The Bible deals with the wife’s submission in other passages (cf. Eph. 5:22; Col. 3:18). God has a divinely willed order for the wife in marriage. The role of submission is an issue of position, not person.

The Greek indicates that the wife develops a mind-set (present tense) of arranging herself under her husband’s leadership in the home. A wife does not promise to orient to the leadership of her husband in her marriage vows, and that is the end of it. She needs to develop a habit of this. This is a life-time principle.

The Greek also indicates that the woman benefits by fulfilling her role in marriage (middle voice). The woman who arranges her life under the leadership of her husband in marriage benefits personally from this. Instead of nagging him, she helps him excel. Instead of running him down by constant criticism, she helps him succeed in his leadership of the home. She will benefit from this. She will have a happy husband and home.

The problem in marital conflict is that one or the other breaks out of their role. God’s design is that the husband meets the wife’s need, and the wife meets the husband’s need. If someone breaks out, the marriage relation breaks down. The woman can derive her basic need from God and God’s Word, but it is normal for the husband to meet her need as well.

The biblical view of submission is an expression of rapport. She has something to yield – both her mind and body. In this case, she has something to give to her husband beyond description.

In Christian marriage, however, love is the basis for rapport. Rapport means there is an appreciation for each other. That is why we should never marry out of pressure, such as this guy makes the right clucking noises and impresses this gal. He appears to her as a knight in shining armor, whereas he is a monster in that shining armor.

The principle in the New Testament exhortation to submit is that there should be mutual readiness to renounce one’s own will for others.


The design of roles in marriage is to meet the needs of the partner in marriage mutually.


If the husband takes advantage of his wife’s positive volition toward his role, what happens? It subverts the delicate balance of the relationship of each role. Some men feel that the biblical role of the wife gives them the right to abuse their wives. “OK, wife, I’m giving you 15 things to do today. I want you to check them off before I get home tonight. Make sure you have them finished before I get home at 5:00 tonight.” This detracts from the dignity of his wife. Peter will address this in 3:7. God expects the husband to “honor” his wife.

Women, if you want your basic need as a wife met, then meet your husband’s need as well. Peter will explain how to do that in succeeding verses. We can summarize his argument in two words – “inner beauty.” This is a relaxed attitude. Hostilities cease. She becomes so open toward her husband that he sees a beautiful being inside her.

When there is little rapport between husband and wife, roles do not work well. Where there is no love in marriage, marriage becomes a master-slave relationship.
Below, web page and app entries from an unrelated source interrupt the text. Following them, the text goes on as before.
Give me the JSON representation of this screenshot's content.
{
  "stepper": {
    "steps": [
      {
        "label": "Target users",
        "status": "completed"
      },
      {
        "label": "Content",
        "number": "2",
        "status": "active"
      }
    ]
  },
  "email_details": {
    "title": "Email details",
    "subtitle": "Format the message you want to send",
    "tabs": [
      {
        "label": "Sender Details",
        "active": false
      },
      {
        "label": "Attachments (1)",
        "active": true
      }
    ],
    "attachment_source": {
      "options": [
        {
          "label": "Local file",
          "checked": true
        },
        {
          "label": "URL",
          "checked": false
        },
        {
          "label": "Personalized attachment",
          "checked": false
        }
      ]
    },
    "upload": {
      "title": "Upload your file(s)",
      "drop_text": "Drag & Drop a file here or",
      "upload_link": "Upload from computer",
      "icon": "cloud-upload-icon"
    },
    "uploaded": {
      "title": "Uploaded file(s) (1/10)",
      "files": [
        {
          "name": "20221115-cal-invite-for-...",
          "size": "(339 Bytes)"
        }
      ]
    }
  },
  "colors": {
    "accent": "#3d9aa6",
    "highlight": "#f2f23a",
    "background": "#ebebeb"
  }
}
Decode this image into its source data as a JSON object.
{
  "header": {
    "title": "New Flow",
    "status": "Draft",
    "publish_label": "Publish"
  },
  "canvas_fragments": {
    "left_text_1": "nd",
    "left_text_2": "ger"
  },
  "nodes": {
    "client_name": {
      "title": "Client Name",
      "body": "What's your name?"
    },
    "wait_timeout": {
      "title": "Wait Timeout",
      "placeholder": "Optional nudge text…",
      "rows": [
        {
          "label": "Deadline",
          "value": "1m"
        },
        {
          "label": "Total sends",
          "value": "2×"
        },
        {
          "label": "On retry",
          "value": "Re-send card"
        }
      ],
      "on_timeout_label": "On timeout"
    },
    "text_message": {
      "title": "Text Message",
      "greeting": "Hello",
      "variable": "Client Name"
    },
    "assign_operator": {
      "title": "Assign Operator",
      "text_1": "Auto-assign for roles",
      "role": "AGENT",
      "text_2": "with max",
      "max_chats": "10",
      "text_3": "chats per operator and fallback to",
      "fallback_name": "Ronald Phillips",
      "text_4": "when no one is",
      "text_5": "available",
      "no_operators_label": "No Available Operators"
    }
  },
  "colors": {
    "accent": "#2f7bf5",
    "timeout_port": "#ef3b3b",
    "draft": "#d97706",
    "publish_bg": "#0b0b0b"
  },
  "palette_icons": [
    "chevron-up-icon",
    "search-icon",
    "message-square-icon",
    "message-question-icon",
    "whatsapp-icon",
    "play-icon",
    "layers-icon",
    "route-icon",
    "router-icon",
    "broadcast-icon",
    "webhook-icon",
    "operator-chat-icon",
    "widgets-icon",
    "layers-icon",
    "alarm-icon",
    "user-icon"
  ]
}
When there is genuine rapport, roles work well. Marriage will survive physical changes as the couple grows older. The union will grow stronger as the compatibility gets stronger. Compatibility takes up the slack for everything that might happen to the marriage. If compatibility is there, they can work everything else out.

Every couple has problems adjusting to marriage. The real problem in adjusting is not sex, housekeeping, or money. These are details. The actual adjustment is whether the man meets the basic need of his wife. It does not matter whether she burns the biscuits. He still loves her. It makes no difference whether she cannot handle money or balance the checking account and forgets to change the oil in the second car. He still loves her. These things are meaningless details to him. They may be fun as points of conversation. These details should in no way destroy the rapport of the marriage.

When genuine love exists, then a wife will willingly surrender her volition to her husband. Then her husband fulfills her soul. In selecting a husband, he cannot be a status symbol, an escape hatch, or a meal ticket.